Wednesday, November 22, 2006
Victoria Beckham recently trotted out the cliched (and therefore true) phrase: "style never goes out of fashion". Were she watching Mick Harvey's sold out show at The Speigeltent last Monday evening in the swaddling heat and amongst rapt devotees, few would have disagreed. Another adage he proved true might be: "Good things come to those who wait", though that would be no news to fans who've waited until last year's aptly named One Man's Treasure for a true solo album. This was the perfect venue for the perfect gentleman of Australian rock to bring that album to life. No stranger to 4-star album reviews, a small but dedicated fanbase and with a limited interest in troubling the mainstream, Harvey distilled all that is great about his output and personality and turned it into a languid yet concise 70-minute show.
Harvey is accompanied by energetic double-bassist Rosie Westbrook, pianist and co-singer Julltha Ryan and long-term musical companions James Johnson, who provided the perfectly complimentary guitar and organ, and wonderfully restrained drummer Thomas Wydler. Wydler's drumming style encapsulated the evening; he illustrates the drama of the narratives and pulsing heart of the songs, but uses brushes not sticks - muting the expression, keeping it tight. It's the fact that Harvey keeps things unpretentiously acoustic and largely restrained that makes his quietly insistent voice and the lead-light and mirrors of the venue so suited to the rich stock of songs he has gathered. Every note and rhythmic accentuation adds to the impact of the songs; a deft guitar swell here, a subtle drum roll there, warm double-bass bowing and Harvey's calm and confident baritone riding each smooth and dark wave to safe harbour. Even his effects pedal has it's own red velvet-draped table.

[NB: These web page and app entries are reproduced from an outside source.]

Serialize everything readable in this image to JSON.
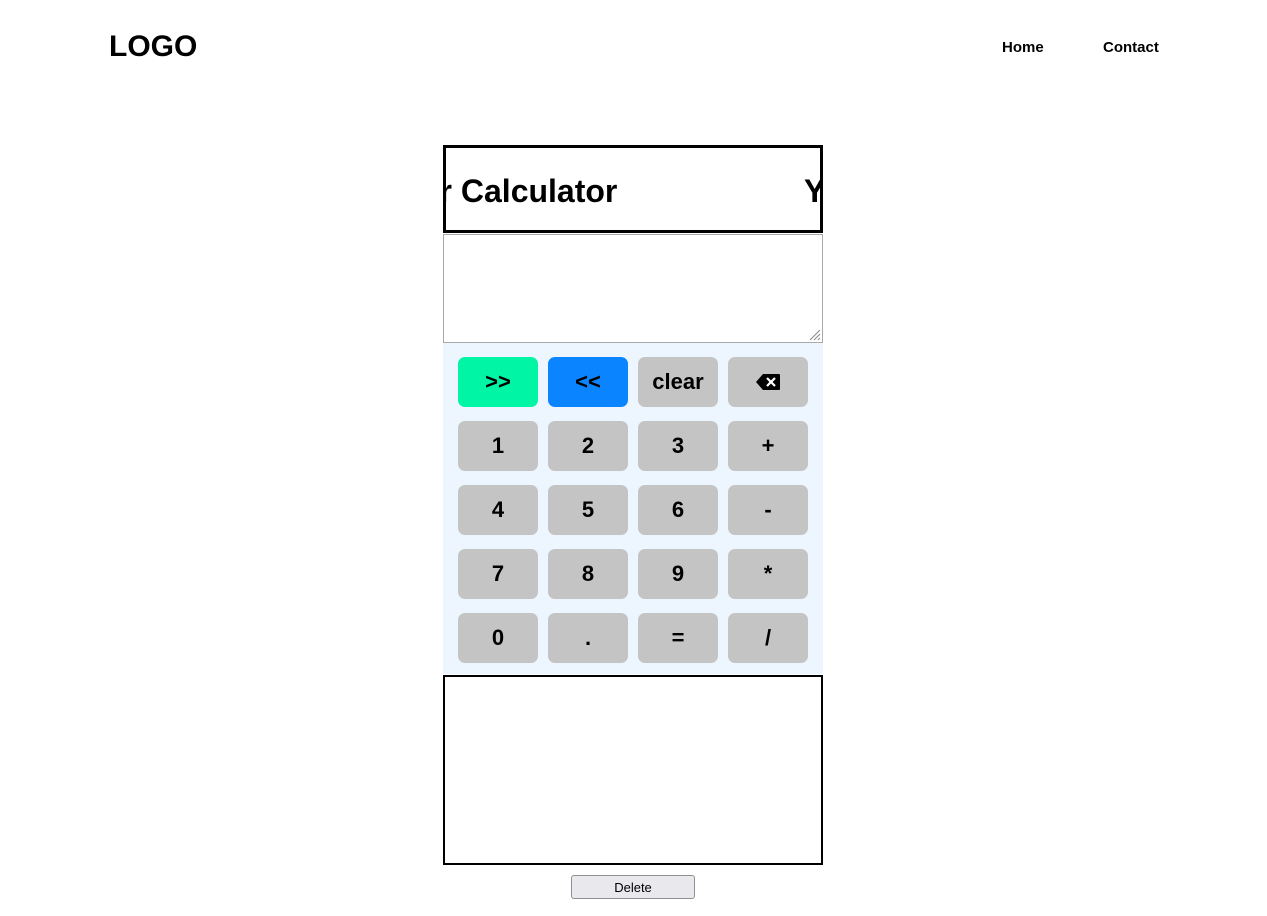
{
  "header": {
    "logo": "LOGO",
    "nav": [
      {
        "label": "Home"
      },
      {
        "label": "Contact"
      }
    ]
  },
  "banner": {
    "text_visible_left": "ur Calculator",
    "text_visible_right": "Y"
  },
  "display": {
    "value": ""
  },
  "keypad": {
    "rows": [
      [
        {
          "label": ">>"
        },
        {
          "label": "<<"
        },
        {
          "label": "clear"
        },
        {
          "label": "",
          "icon": "backspace-icon"
        }
      ],
      [
        {
          "label": "1"
        },
        {
          "label": "2"
        },
        {
          "label": "3"
        },
        {
          "label": "+"
        }
      ],
      [
        {
          "label": "4"
        },
        {
          "label": "5"
        },
        {
          "label": "6"
        },
        {
          "label": "-"
        }
      ],
      [
        {
          "label": "7"
        },
        {
          "label": "8"
        },
        {
          "label": "9"
        },
        {
          "label": "*"
        }
      ],
      [
        {
          "label": "0"
        },
        {
          "label": "."
        },
        {
          "label": "="
        },
        {
          "label": "/"
        }
      ]
    ]
  },
  "history": {
    "items": []
  },
  "actions": {
    "delete_label": "Delete"
  },
  "colors": {
    "keypad_bg": "#edf6ff",
    "key_bg": "#c4c4c4",
    "forward_key": "#00f5a5",
    "back_key": "#0a84ff"
  }
}
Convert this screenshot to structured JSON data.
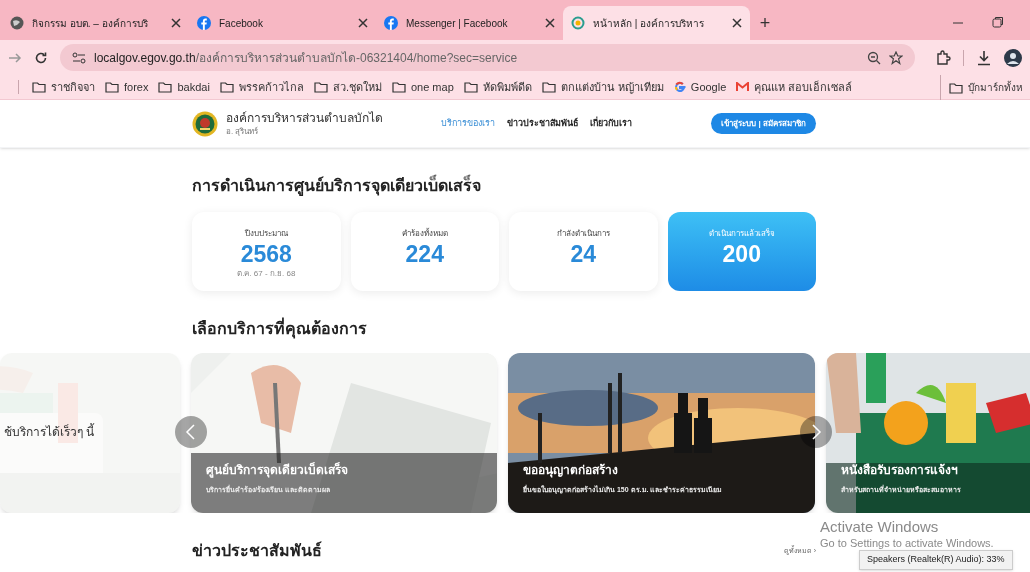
{
  "browser": {
    "tabs": [
      {
        "kind": "site",
        "title": "กิจกรรม อบต. – องค์การบริ",
        "selected": false
      },
      {
        "kind": "facebook",
        "title": "Facebook",
        "selected": false
      },
      {
        "kind": "facebook",
        "title": "Messenger | Facebook",
        "selected": false
      },
      {
        "kind": "loading",
        "title": "หน้าหลัก | องค์การบริหาร",
        "selected": true
      }
    ],
    "new_tab": "+",
    "address": {
      "host": "localgov.egov.go.th",
      "path": "/องค์การบริหารส่วนตำบลบักได-06321404/home?sec=service"
    },
    "bookmarks": [
      {
        "kind": "folder",
        "label": "ราชกิจจา"
      },
      {
        "kind": "folder",
        "label": "forex"
      },
      {
        "kind": "folder",
        "label": "bakdai"
      },
      {
        "kind": "folder",
        "label": "พรรคก้าวไกล"
      },
      {
        "kind": "folder",
        "label": "สว.ชุดใหม่"
      },
      {
        "kind": "folder",
        "label": "one map"
      },
      {
        "kind": "folder",
        "label": "หัดพิมพ์ดีด"
      },
      {
        "kind": "folder",
        "label": "ตกแต่งบ้าน หญ้าเทียม"
      },
      {
        "kind": "google",
        "label": "Google"
      },
      {
        "kind": "gmail",
        "label": "คุณแห สอบเอ็กเซลล์"
      }
    ],
    "all_bookmarks": "บุ๊กมาร์กทั้งห"
  },
  "site": {
    "name": "องค์การบริหารส่วนตำบลบักได",
    "district": "อ. สุรินทร์",
    "nav": [
      {
        "label": "บริการของเรา",
        "selected": true
      },
      {
        "label": "ข่าวประชาสัมพันธ์",
        "selected": false
      },
      {
        "label": "เกี่ยวกับเรา",
        "selected": false
      }
    ],
    "login": "เข้าสู่ระบบ | สมัครสมาชิก"
  },
  "stats": {
    "title": "การดำเนินการศูนย์บริการจุดเดียวเบ็ดเสร็จ",
    "cards": [
      {
        "label": "ปีงบประมาณ",
        "value": "2568",
        "note": "ต.ค. 67 - ก.ย. 68",
        "highlighted": false
      },
      {
        "label": "คำร้องทั้งหมด",
        "value": "224",
        "highlighted": false
      },
      {
        "label": "กำลังดำเนินการ",
        "value": "24",
        "highlighted": false
      },
      {
        "label": "ดำเนินการแล้วเสร็จ",
        "value": "200",
        "highlighted": true
      }
    ]
  },
  "services": {
    "title": "เลือกบริการที่คุณต้องการ",
    "cards": [
      {
        "kind": "coming",
        "title": "ช้บริการได้เร็วๆ นี้"
      },
      {
        "kind": "document",
        "title": "ศูนย์บริการจุดเดียวเบ็ดเสร็จ",
        "subtitle": "บริการยื่นคำร้อง/ร้องเรียน และติดตามผล"
      },
      {
        "kind": "construction",
        "title": "ขออนุญาตก่อสร้าง",
        "subtitle": "ยื่นขอใบอนุญาตก่อสร้างไม่เกิน 150 ตร.ม. และชำระค่าธรรมเนียม"
      },
      {
        "kind": "food",
        "title": "หนังสือรับรองการแจ้งฯ",
        "subtitle": "สำหรับสถานที่จำหน่ายหรือสะสมอาหาร"
      }
    ]
  },
  "news": {
    "title": "ข่าวประชาสัมพันธ์",
    "view_all": "ดูทั้งหมด",
    "view_all_arrow": "›"
  },
  "os": {
    "activate_title": "Activate Windows",
    "activate_text": "Go to Settings to activate Windows.",
    "volume_tooltip": "Speakers (Realtek(R) Audio): 33%"
  }
}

Opening with Come Into My Sleep, Harvey and band instantly cast a spell that not even the sticky heat and reflected broad daylight can break. Hank Williams Says It Best continues the theme of country-confessional authorship that could surely bag him a Golden Guitar were he to pursue that route. That he doesn't seem to pursue anything except honing his craft is one of his key traits that comes across in this calm and confident performance. Dave McComb's rarely heard Everything Is Fixed is an unexpectedly affecting revelation in Harvey's hands, Will You Surrender?, Come On Spring, Louise and First St. Blues are all highlights, as is the change of pace and eerily textured (almost Scott Walker-like) Bethelridge. After a rockstar-like reaction far louder than anything he performed for the set-closing lullaby A Little Bit Of Rain, comes the warmly anticipated Serge Gainsborough encore in which Pink Elephants and Bonnie And Clyde are performed so as to expel their previous incarnations from the memory. Harvey's verse of Pink Elephants in French iced his cake of effortless class. From the sculpted jet black hair of the 20-something Birthday Party fans to the attentive elderly women gently fanning themselves, Mick Harvey's taken a while to come out alone, and judging by the reaction tonight, they'd all agree, it's been worth the wait.